Uruguay still a hidden gem on world stage
It was easy way back when, Jancis Robinson commented while she was studying for her master of wine, because there so were few wine-producing countries and wine-producing regions. Today, it is almost impossible to keep up.
Even those residents in Portugal's bourgeoning Douro region say they don't always know what's happening, such is the pace of change.
Places such as Italy's northerly Alto Adige and the volcanic island of Sicily are traditional regions but are arriving gloriously and belatedly on the world scene.
Bruno Prats, former owner of Cos d'Estournel, was the first to plant grapes in Chile's Malleco region, which is south even of another 'new' region, Bio Bio, pushing the frontiers of wine production still further.
Les Vins de Vienne were the first to rediscover a part of the Rh?ne known as Seyssuel (Chapoutier and others have subsequently planted there, too), which will probably become France's newest Appellation d'Origine Contr?lee within the next few years.
The British are storming ahead with their sparklings from the south of England, taking advantage of climate change to become a respectable producer, while southern Germany is finding the quality of its pinot noirs (Spatburgunder) soaring for the same reason.
It is probably fair to say that the point where price-quality ratio is at its most favourable is when we buy from up-and-coming, offbeat regions, often selecting their 'unique' grape - malbec from Argentina would be a good example.
But when it comes to its little neighbour, Uruguay, we are talking about a whole country that could still be considered somewhat offbeat.
Uruguay is the size of England with a population half that of Hong Kong, and has about 9,000 hectares of land under vine.
To understand Uruguay, it is necessary to forget everything we know about Chile and Argentina.
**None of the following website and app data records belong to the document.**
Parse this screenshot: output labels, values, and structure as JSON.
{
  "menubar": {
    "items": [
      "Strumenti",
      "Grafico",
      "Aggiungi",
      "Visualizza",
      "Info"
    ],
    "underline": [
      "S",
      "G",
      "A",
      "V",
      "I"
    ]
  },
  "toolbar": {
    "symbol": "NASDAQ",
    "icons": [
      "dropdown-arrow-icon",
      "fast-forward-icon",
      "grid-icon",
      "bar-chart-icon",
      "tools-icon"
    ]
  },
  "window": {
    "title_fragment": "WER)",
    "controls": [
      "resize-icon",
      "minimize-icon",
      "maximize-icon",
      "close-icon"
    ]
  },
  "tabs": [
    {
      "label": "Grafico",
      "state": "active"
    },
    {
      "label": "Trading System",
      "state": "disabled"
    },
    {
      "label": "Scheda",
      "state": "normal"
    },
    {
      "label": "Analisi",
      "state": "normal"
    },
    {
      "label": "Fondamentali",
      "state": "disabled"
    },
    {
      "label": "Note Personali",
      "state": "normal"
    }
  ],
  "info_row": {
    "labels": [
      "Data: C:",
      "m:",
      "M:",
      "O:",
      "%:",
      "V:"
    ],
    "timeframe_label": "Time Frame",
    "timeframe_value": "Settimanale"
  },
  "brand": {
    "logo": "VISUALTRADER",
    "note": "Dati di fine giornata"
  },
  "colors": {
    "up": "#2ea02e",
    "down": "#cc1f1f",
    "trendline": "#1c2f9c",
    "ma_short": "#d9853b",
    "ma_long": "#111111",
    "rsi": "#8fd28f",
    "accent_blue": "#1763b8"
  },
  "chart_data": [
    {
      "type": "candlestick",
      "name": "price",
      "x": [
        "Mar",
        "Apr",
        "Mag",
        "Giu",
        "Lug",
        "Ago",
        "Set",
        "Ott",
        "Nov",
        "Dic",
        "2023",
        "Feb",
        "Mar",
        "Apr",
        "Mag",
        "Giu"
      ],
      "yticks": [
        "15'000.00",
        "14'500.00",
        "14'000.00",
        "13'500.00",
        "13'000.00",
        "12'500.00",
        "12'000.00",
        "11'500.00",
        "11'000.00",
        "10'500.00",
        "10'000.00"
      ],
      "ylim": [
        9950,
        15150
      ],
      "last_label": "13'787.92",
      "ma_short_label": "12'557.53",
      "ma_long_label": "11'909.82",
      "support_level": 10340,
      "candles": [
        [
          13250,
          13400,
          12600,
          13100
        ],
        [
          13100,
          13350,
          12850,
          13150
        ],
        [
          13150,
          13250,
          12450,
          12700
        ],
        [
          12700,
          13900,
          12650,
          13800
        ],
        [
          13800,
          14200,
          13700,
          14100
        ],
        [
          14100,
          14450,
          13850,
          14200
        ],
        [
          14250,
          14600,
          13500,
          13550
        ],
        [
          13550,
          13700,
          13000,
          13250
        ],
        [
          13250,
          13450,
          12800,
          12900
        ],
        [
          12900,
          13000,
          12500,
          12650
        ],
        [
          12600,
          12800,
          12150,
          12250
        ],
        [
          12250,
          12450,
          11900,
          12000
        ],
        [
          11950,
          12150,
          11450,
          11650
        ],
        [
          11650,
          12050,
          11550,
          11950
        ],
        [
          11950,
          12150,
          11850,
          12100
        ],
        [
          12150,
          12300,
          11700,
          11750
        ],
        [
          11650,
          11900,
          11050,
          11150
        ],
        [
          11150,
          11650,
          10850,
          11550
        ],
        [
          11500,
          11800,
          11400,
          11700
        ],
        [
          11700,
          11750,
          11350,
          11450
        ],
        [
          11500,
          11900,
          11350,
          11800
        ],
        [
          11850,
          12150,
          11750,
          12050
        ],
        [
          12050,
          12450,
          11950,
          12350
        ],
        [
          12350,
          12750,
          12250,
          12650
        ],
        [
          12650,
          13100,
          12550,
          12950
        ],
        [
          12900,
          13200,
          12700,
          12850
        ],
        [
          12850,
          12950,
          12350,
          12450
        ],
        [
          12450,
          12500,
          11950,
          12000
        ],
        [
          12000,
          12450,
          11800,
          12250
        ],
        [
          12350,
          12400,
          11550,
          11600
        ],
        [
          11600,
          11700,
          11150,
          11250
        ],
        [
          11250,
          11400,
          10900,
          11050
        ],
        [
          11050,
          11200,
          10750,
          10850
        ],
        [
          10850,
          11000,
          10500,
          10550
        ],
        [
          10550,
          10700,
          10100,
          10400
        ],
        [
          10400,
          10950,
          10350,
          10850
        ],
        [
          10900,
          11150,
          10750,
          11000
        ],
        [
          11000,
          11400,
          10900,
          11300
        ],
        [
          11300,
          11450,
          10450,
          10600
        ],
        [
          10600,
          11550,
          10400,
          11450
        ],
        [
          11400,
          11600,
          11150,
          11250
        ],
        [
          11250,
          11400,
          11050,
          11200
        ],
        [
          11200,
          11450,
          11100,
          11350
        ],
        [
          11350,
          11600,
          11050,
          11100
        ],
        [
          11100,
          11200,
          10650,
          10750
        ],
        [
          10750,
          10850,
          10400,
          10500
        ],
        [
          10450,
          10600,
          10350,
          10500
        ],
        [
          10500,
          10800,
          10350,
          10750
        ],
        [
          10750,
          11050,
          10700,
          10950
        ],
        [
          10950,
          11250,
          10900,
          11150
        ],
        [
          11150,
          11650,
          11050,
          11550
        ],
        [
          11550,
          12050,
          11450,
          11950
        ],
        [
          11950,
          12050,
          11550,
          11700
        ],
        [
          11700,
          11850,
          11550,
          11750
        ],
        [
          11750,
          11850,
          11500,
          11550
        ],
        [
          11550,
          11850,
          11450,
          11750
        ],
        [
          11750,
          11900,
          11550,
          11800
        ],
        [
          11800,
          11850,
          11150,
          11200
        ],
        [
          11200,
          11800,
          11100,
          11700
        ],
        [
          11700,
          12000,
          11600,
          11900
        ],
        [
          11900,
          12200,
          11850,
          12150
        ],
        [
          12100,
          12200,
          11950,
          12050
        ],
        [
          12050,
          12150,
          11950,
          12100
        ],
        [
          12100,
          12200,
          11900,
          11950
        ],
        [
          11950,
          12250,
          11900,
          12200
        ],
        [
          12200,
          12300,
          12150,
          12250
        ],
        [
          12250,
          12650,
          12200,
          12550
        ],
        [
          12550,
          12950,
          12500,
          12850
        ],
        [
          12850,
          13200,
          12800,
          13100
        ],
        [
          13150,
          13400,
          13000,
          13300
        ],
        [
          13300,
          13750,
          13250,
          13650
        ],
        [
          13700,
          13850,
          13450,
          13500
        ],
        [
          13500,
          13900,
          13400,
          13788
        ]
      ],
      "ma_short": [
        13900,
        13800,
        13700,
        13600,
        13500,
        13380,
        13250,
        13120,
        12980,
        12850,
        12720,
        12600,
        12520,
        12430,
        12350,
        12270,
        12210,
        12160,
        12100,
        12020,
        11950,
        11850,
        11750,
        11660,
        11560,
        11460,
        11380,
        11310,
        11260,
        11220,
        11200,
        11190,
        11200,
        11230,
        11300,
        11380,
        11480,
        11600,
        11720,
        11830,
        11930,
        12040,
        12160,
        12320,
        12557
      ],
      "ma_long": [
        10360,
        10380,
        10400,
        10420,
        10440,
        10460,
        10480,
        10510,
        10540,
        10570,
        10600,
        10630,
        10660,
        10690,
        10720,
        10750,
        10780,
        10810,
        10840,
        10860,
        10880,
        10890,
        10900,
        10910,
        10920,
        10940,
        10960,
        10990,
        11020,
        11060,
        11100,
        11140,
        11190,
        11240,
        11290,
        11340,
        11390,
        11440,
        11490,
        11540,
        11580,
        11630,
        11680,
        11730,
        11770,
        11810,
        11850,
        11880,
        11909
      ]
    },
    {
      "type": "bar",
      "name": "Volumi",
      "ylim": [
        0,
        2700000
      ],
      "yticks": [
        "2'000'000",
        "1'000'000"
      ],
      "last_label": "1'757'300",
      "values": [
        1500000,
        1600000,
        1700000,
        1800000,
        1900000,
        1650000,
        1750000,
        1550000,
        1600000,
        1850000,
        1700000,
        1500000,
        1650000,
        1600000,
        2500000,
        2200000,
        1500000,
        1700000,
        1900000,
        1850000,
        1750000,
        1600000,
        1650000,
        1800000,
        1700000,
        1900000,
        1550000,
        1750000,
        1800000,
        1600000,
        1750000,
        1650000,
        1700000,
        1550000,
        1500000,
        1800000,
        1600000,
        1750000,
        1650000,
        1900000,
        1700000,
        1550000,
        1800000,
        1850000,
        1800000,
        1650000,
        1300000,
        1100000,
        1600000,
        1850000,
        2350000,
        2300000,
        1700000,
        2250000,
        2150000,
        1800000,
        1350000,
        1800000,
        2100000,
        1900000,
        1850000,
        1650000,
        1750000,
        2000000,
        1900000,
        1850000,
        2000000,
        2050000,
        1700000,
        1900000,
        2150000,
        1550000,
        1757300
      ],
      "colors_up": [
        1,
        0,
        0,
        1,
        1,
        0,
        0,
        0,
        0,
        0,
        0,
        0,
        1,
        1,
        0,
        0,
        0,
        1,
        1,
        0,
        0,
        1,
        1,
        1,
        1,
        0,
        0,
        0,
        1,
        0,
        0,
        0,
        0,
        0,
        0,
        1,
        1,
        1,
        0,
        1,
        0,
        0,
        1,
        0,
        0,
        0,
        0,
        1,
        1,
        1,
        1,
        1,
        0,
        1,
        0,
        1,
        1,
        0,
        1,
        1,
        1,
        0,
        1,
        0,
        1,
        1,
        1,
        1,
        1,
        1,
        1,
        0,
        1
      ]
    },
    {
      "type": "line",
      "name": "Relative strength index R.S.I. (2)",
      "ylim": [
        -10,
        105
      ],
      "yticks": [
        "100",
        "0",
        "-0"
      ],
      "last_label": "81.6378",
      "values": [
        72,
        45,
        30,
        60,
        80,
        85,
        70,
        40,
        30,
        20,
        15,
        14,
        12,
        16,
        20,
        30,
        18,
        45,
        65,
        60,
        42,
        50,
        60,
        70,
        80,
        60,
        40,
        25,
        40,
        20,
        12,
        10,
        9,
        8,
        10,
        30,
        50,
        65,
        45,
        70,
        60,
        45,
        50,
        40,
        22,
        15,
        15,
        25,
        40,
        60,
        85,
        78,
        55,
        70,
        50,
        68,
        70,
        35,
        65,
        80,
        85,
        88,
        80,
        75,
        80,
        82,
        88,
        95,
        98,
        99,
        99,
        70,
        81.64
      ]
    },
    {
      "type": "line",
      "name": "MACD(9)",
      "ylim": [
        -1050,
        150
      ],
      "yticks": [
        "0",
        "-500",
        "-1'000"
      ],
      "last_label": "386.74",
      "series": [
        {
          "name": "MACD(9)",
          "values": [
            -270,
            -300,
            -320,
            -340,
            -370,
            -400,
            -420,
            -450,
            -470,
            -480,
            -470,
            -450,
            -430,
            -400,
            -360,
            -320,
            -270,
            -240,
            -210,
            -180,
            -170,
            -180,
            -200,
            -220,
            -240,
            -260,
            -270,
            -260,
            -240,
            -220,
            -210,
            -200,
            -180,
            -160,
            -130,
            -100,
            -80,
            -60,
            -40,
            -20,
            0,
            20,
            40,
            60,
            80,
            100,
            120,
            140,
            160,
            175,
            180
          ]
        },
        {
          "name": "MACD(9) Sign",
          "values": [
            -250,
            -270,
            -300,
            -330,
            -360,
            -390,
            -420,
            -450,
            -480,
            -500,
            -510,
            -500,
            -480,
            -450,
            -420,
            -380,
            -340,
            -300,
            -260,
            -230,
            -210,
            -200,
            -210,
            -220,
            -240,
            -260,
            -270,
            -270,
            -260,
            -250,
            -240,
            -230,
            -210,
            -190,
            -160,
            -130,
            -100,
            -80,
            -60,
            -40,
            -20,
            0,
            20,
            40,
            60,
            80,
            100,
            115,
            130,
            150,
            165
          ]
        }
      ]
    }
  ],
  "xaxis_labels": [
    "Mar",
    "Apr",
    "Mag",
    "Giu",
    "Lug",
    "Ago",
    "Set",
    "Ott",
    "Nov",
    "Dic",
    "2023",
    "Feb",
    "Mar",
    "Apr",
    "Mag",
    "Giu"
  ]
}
One of the wine areas Uruguay is most often compared to is Bordeaux because of the Atlantic-influenced climate.
Remarkably, even in a sophisticated and mature market such as Hong Kong, there is still no one importing what are certainly very high-quality wines, particularly those made with, or grapes blended with, tannat.
In its traditional home of Madiran in France, tannat produces huge, dark, tannic wines. In Uruguay, it has been tamed, making wines with elegant, soft tannins and lush fruit at the blackberry end of the spectrum.
Uruguay's neighbour Brazil is also on the ascendant after a decade of investment in technological innovation and vineyard management.
You must know you're entering the world stage when you can coax Michel Rolland over to consult, as the producer Miolo has done.